The Department of Environmental Protection says no review will happen because the treatment plant is not in a wetland. County officials say the department will do an analysis when the conceptual plans are delivered.

This is after the county commissioners are set to vote on the project on April 3. Many questions about this project, however, should be asked by third-party, independent qualified professionals.

Scientific review that we used to have is now reduced, if not completely gone.

The Department of Environmental Protection and the Environmental Protection Agency need to step up and do their jobs before county commissioners vote on this project.

The Gadsden County Development Council and the treatment plant officials have already met individually with county commissioners. While this is legal and perhaps totally innocent, the appearance of these meetings produces suspicion.

A proper review by the Department of Environmental Protection and the Environmental Protection Agency would eliminate concern.

In the rush to obtain much-needed jobs, neighborhoods and the aquifer should be included in the math.

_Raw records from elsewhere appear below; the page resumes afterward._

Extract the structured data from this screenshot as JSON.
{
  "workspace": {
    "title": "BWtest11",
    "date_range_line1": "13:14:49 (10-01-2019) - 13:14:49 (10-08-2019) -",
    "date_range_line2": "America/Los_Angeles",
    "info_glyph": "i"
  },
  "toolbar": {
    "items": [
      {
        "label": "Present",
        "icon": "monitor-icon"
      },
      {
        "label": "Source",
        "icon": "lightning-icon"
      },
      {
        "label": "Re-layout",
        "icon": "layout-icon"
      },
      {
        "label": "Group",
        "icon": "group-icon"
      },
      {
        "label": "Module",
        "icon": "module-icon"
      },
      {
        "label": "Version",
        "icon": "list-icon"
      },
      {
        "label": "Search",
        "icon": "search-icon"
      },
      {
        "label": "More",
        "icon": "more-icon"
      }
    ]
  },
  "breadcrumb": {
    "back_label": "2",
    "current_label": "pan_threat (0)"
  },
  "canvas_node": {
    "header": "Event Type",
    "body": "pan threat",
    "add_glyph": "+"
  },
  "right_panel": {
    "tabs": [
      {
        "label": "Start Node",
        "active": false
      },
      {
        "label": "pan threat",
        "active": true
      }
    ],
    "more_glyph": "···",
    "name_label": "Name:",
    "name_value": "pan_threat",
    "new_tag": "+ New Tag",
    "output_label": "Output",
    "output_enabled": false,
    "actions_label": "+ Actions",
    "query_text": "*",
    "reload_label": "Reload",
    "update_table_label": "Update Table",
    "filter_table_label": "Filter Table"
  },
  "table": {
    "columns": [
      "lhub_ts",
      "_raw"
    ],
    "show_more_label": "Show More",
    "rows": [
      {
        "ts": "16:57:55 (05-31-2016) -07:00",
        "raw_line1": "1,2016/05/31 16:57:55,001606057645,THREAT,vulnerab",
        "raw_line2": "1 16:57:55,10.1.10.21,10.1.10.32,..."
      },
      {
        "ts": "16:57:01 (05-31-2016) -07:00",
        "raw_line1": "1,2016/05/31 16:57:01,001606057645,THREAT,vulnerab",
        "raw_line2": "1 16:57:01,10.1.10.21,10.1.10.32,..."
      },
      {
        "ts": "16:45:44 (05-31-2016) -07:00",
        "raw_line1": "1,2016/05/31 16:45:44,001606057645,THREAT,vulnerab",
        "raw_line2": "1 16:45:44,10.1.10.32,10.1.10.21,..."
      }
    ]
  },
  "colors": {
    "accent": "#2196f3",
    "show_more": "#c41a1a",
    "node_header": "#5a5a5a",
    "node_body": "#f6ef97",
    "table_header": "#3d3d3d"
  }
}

Are 15 to 25 jobs really a good deal when hundreds of jobs are needed? Fifteen to 25 jobs is really a small number of jobs when you think about possibly endangering neighborhoods or harming our natural resources.

The solar farm project was a unique, out-of-the-box idea that would have supplied millions of dollars for jobs and services in Gadsden and surrounding counties.

Low pollution, protection of the environment — good stuff.

I understand they went to another county because Gadsden wouldn’t cut a good deal.

We shouldn’t tax solar at all. Solar is the future. To get a solar farm in the county would create many clean jobs.

The county should have staff working full-time on bringing a large solar farm to the county.

County officials should go slow on the new wood-pressure treatment plant.

In no way, shape or form is the industrialization of Gadsden County thinking out of the box.

Federal, state and county officials owe the citizens of Gadsden County a more intensive review of this wood-pressure treatment plant project.

Mike Dorian is a member of Gadsden United, a 20-year-old incorporated group dedicated to protecting Gadsden County citizens and the environment. Contact Gadsden United at Box 521, Quincy, FL 32353-0521.